Shares in Nintendo skyrocketed in response to the enormous success of Pokémon Go, but the price of its stock has now plummeted following a statement clarifying just how little Nintendo has to do with Niantic and The Pokémon Company's worldwide phenomenon.
In the weeks since the game began its slow global launch in Australia, New Zealand and the United States, Nintendo's share price surged to its highest level in over 30 years but after trading closed on Friday 22 July, the company issued a statement clarifying its position.
As trading opened earlier today (25 July) in Tokyo, Nintendo's stock dropped 17% representing ¥708 billion ($6.7 billion, £4.9 million) in value. The stock value is still much higher than it was prior to the release of the game, however.
Nintendo owns only 32% of The Pokémon Company – which owns the license and collaborated with developer Niantic to make the game.
The gaming giant is however producing the Pokémon Go Plus peripheral – which can be used in tandem with the game and launches on 31 July.
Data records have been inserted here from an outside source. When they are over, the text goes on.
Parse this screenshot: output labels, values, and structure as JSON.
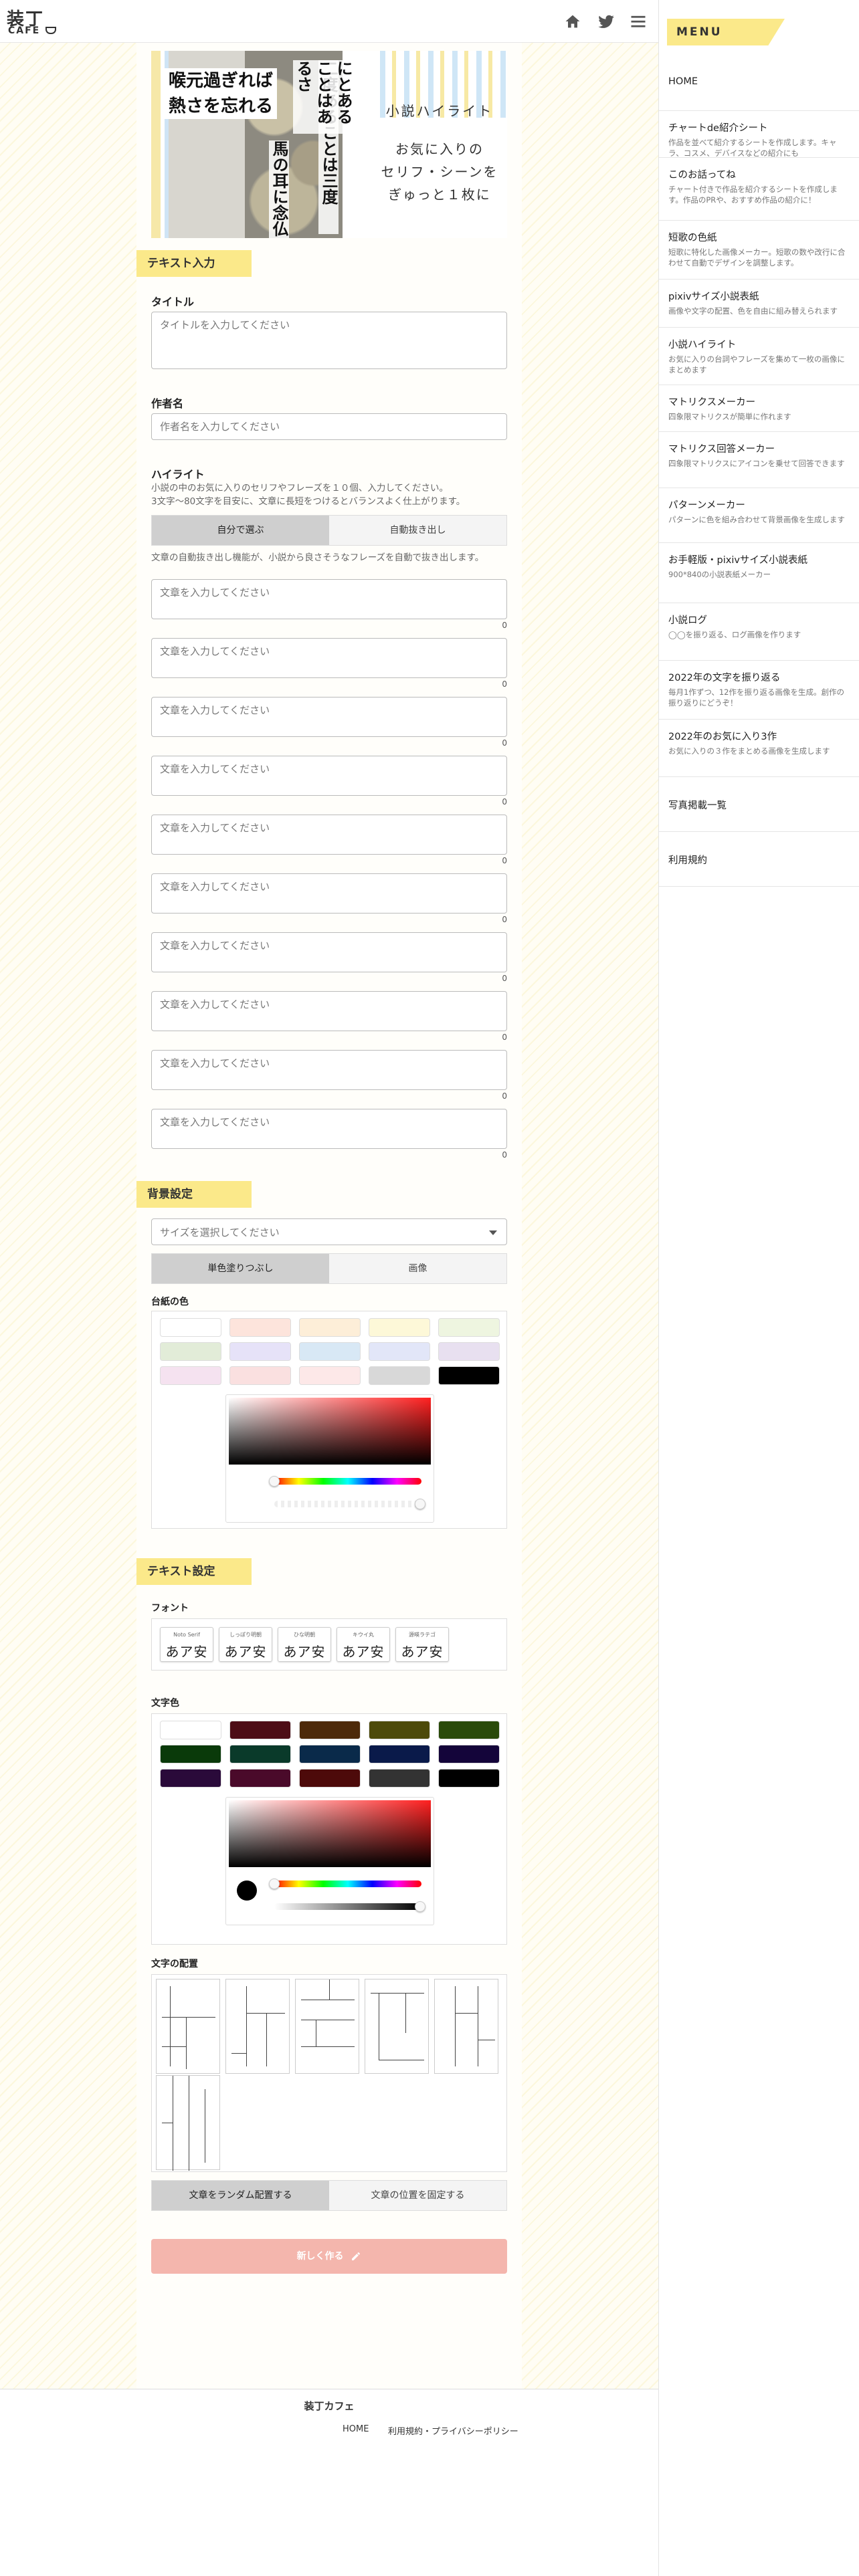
{
  "header": {
    "logo_text": "装丁",
    "logo_sub": "CAFE"
  },
  "hero": {
    "left_text": "喉元過ぎれば\n熱さを忘れる",
    "vert1": "二度あることは三度",
    "vert2": "にとあることはあるさ",
    "vert3": "馬の耳に念仏",
    "right_title": "小説ハイライト",
    "right_body": "お気に入りの\nセリフ・シーンを\nぎゅっと１枚に"
  },
  "text_section": {
    "heading": "テキスト入力",
    "title_label": "タイトル",
    "title_placeholder": "タイトルを入力してください",
    "author_label": "作者名",
    "author_placeholder": "作者名を入力してください",
    "highlight_label": "ハイライト",
    "highlight_desc": "小説の中のお気に入りのセリフやフレーズを１０個、入力してください。\n3文字〜80文字を目安に、文章に長短をつけるとバランスよく仕上がります。",
    "mode_tabs": [
      "自分で選ぶ",
      "自動抜き出し"
    ],
    "auto_desc": "文章の自動抜き出し機能が、小説から良さそうなフレーズを自動で抜き出します。",
    "sentence_placeholder": "文章を入力してください",
    "sentence_count": "0"
  },
  "bg_section": {
    "heading": "背景設定",
    "size_placeholder": "サイズを選択してください",
    "mode_tabs": [
      "単色塗りつぶし",
      "画像"
    ],
    "paper_label": "台紙の色",
    "paper_colors": [
      "#ffffff",
      "#fde4dc",
      "#fdeed8",
      "#fdf8d8",
      "#eef5e0",
      "#e2ecd8",
      "#e6e2f8",
      "#d8e8f5",
      "#e2e6f8",
      "#e8e0f0",
      "#f5e2f0",
      "#fae0e0",
      "#fde8e8",
      "#d8d8d8",
      "#000000"
    ]
  },
  "text_settings": {
    "heading": "テキスト設定",
    "font_label": "フォント",
    "fonts": [
      {
        "name": "Noto Serif",
        "sample": "あア安"
      },
      {
        "name": "しっぽり明朝",
        "sample": "あア安"
      },
      {
        "name": "ひな明朝",
        "sample": "あア安"
      },
      {
        "name": "キウイ丸",
        "sample": "あア安"
      },
      {
        "name": "源暎ラテゴ",
        "sample": "あア安"
      }
    ],
    "color_label": "文字色",
    "text_colors": [
      "#ffffff",
      "#4d0d16",
      "#4d2a0a",
      "#4d4a0a",
      "#2a4a0a",
      "#0a3a0a",
      "#0a3a2a",
      "#0a2a4a",
      "#0a1a4a",
      "#14053a",
      "#2a0a3a",
      "#4a0a2a",
      "#4d0a0a",
      "#333333",
      "#000000"
    ],
    "layout_label": "文字の配置",
    "layout_tabs": [
      "文章をランダム配置する",
      "文章の位置を固定する"
    ],
    "create_button": "新しく作る"
  },
  "footer": {
    "site_name": "装丁カフェ",
    "links": [
      "HOME",
      "利用規約・プライバシーポリシー"
    ]
  },
  "sidebar": {
    "menu_title": "MENU",
    "items": [
      {
        "title": "HOME",
        "desc": ""
      },
      {
        "title": "チャートde紹介シート",
        "desc": "作品を並べて紹介するシートを作成します。キャラ、コスメ、デバイスなどの紹介にも"
      },
      {
        "title": "このお話ってね",
        "desc": "チャート付きで作品を紹介するシートを作成します。作品のPRや、おすすめ作品の紹介に！"
      },
      {
        "title": "短歌の色紙",
        "desc": "短歌に特化した画像メーカー。短歌の数や改行に合わせて自動でデザインを調整します。"
      },
      {
        "title": "pixivサイズ小説表紙",
        "desc": "画像や文字の配置、色を自由に組み替えられます"
      },
      {
        "title": "小説ハイライト",
        "desc": "お気に入りの台詞やフレーズを集めて一枚の画像にまとめます"
      },
      {
        "title": "マトリクスメーカー",
        "desc": "四象限マトリクスが簡単に作れます"
      },
      {
        "title": "マトリクス回答メーカー",
        "desc": "四象限マトリクスにアイコンを乗せて回答できます"
      },
      {
        "title": "パターンメーカー",
        "desc": "パターンに色を組み合わせて背景画像を生成します"
      },
      {
        "title": "お手軽版・pixivサイズ小説表紙",
        "desc": "900*840の小説表紙メーカー"
      },
      {
        "title": "小説ログ",
        "desc": "◯◯を振り返る、ログ画像を作ります"
      },
      {
        "title": "2022年の文字を振り返る",
        "desc": "毎月1作ずつ、12作を振り返る画像を生成。創作の振り返りにどうぞ！"
      },
      {
        "title": "2022年のお気に入り3作",
        "desc": "お気に入りの３作をまとめる画像を生成します"
      },
      {
        "title": "写真掲載一覧",
        "desc": ""
      },
      {
        "title": "利用規約",
        "desc": ""
      }
    ]
  }
}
The sale of that accessory, Nintendo says, was already considered as part of its current financial forecast.
According to David Gibson, analyst at Macquarie Securities Nintendo has an "effective economic stake" of around 13%.
Pokémon Go uses location data and augmented reality technology to bring the Pokémon experience to the real world.
It has proved enormously popular. Multiple reports have claimed numerous region or platform-specific figures, but these are unverified. What's certain is that it has been downloaded millions of times already, and generated huge revenue from micro-transactions.